The night he won the election I was in complete shock. Yes it was great that we finally had a president that was about doing something for "the people". But it was also personal for me. I was ecstatic and I was proud to see that an African American man, one who would have been denied the right to vote less than 50 years ago, was now going to be the leader of our country. I felt like major progress had been made. Despite the many struggles we still face to become a more unified nation, I felt like that moment was as powerful as the signing of the Emancipation Proclamation (signed by who.....President Abraham Lincoln).

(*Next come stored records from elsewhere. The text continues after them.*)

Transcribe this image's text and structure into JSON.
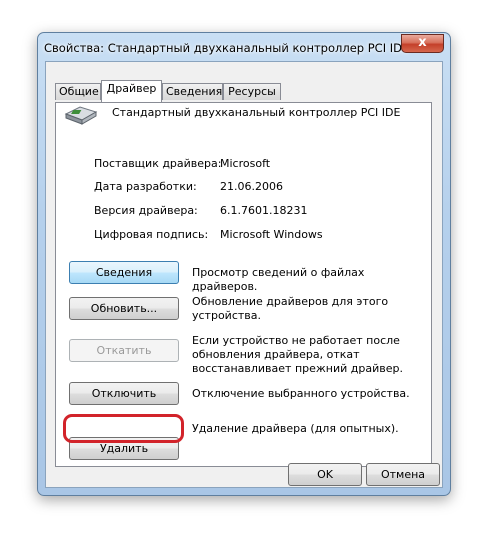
{
  "window": {
    "title": "Свойства: Стандартный двухканальный контроллер PCI IDE",
    "close_glyph": "x"
  },
  "tabs": [
    {
      "label": "Общие",
      "active": false
    },
    {
      "label": "Драйвер",
      "active": true
    },
    {
      "label": "Сведения",
      "active": false
    },
    {
      "label": "Ресурсы",
      "active": false
    }
  ],
  "device": {
    "icon": "ide-controller-icon",
    "name": "Стандартный двухканальный контроллер PCI IDE"
  },
  "properties": [
    {
      "label": "Поставщик драйвера:",
      "value": "Microsoft"
    },
    {
      "label": "Дата разработки:",
      "value": "21.06.2006"
    },
    {
      "label": "Версия драйвера:",
      "value": "6.1.7601.18231"
    },
    {
      "label": "Цифровая подпись:",
      "value": "Microsoft Windows"
    }
  ],
  "actions": [
    {
      "label": "Сведения",
      "description": "Просмотр сведений о файлах драйверов.",
      "enabled": true
    },
    {
      "label": "Обновить...",
      "description": "Обновление драйверов для этого устройства.",
      "enabled": true
    },
    {
      "label": "Откатить",
      "description": "Если устройство не работает после обновления драйвера, откат восстанавливает прежний драйвер.",
      "enabled": false
    },
    {
      "label": "Отключить",
      "description": "Отключение выбранного устройства.",
      "enabled": true
    },
    {
      "label": "Удалить",
      "description": "Удаление драйвера (для опытных).",
      "enabled": true
    }
  ],
  "footer": {
    "ok_label": "OK",
    "cancel_label": "Отмена"
  },
  "colors": {
    "highlight_ring": "#d2232a",
    "focused_button": "#bee6fd"
  }
}
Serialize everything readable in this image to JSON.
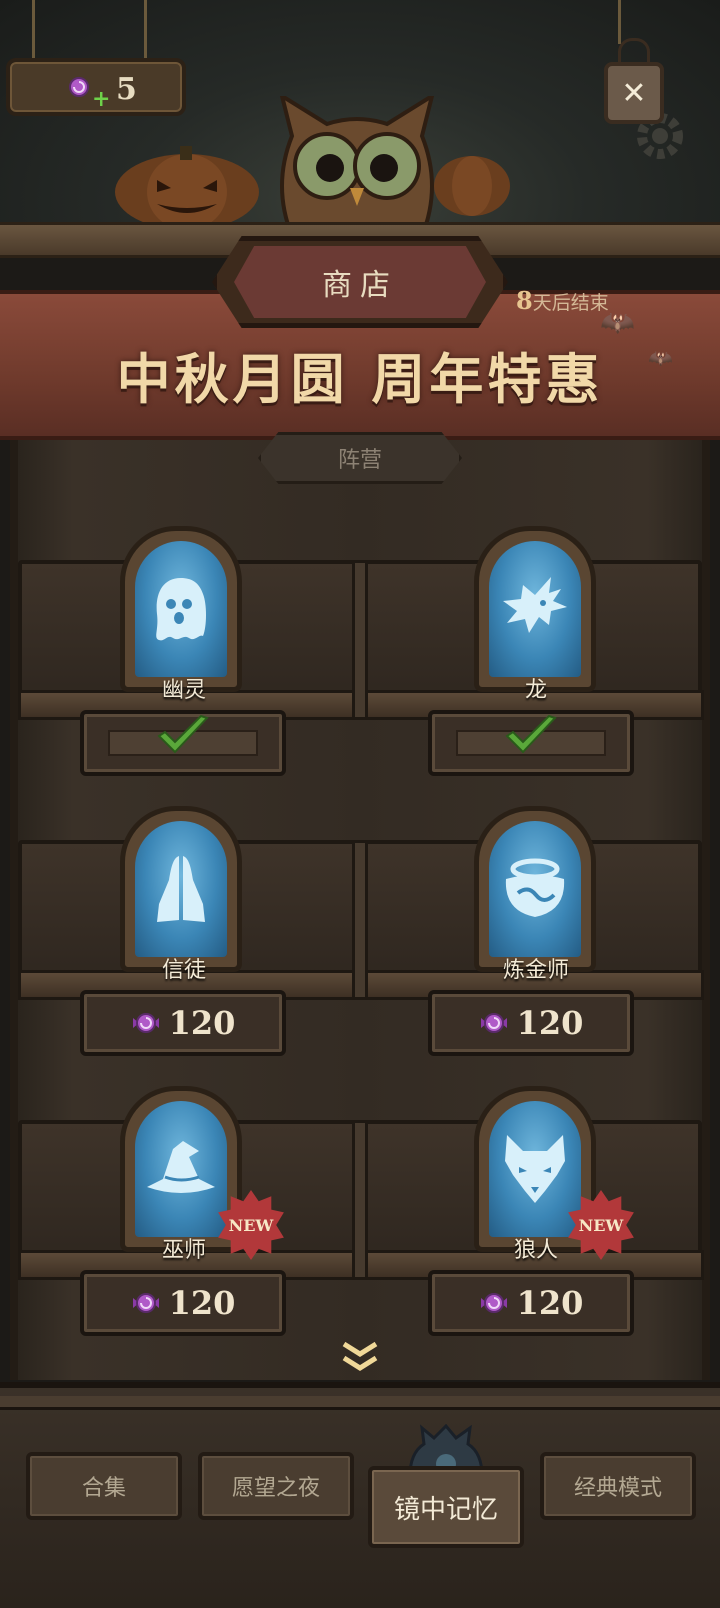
{
  "header": {
    "currency_amount": "5",
    "close_label": "✕"
  },
  "banner": {
    "shop_title": "商店",
    "event_title": "中秋月圆 周年特惠",
    "days_left": "8",
    "days_suffix": "天后结束"
  },
  "faction_tab": "阵营",
  "items": [
    {
      "label": "幽灵",
      "icon": "ghost-icon",
      "status": "owned"
    },
    {
      "label": "龙",
      "icon": "dragon-icon",
      "status": "owned"
    },
    {
      "label": "信徒",
      "icon": "praying-hands-icon",
      "price": "120"
    },
    {
      "label": "炼金师",
      "icon": "cauldron-icon",
      "price": "120"
    },
    {
      "label": "巫师",
      "icon": "wizard-hat-icon",
      "price": "120",
      "badge": "NEW"
    },
    {
      "label": "狼人",
      "icon": "wolf-icon",
      "price": "120",
      "badge": "NEW"
    }
  ],
  "nav": {
    "tabs": [
      "合集",
      "愿望之夜",
      "镜中记忆",
      "经典模式"
    ],
    "active_index": 2
  },
  "colors": {
    "banner_red": "#6f3a2c",
    "glass_blue": "#3b86b6",
    "check_green": "#5aa83a",
    "candy_purple": "#b05ac8",
    "new_red": "#b2383a"
  }
}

With that in mind, I feel compelled to integrate the celebration of Black History Month with the acknowledgement of the upcoming holiday, Presidents' Day. How can you not tie the two together? It is the perfect marriage of struggle, hope, strength, perseverance, education, and PROGRESS. It doesn't mean that I don't highlight the other presidents and their accomplishments.....but like Black History, American history is taught year round. Since January we have been studying the US Constitution and how it is the law of the land. We have also discussed how equality/liberty/justice for all was not given, it had to be fought for. We've learned about the Revolutionary War and the Civil War. We've also talked about why the Civil Rights Movement was necessary 100 years later. My students are currently learning about how life was in the 60's (segregation laws, injust treatment, and harsh living conditions for many African Americans). This is necessary. It is necessary for them to understand how far America has come so that they can fully appreciate things that are said to them about hard work and success. Also, so they have a stronger understanding of the importance of education and purpose.
So, here is an activity that my students are working on this week. It is a follow-up activity to the story Barack Obama: Son of Promise, Children of Hope. It requires them to read about the childhood of President Obama and make connections, ask questions, and write a friendly letter. We've been talking about the roles and responsibilities of presidents and what they have to do to qualify for the position. By reading about the childhood of President Obama, students get to see that he was once a young boy that has gone through some of the things they may be going through now. They will see him as a person and not a super hero, and it will plant the seed that they too could become president if they wanted to. I love this book! My students are enjoying it as well : ) Please download this activity and feel free to share your thoughts below. I look forward to reading your comments!
Enjoy : )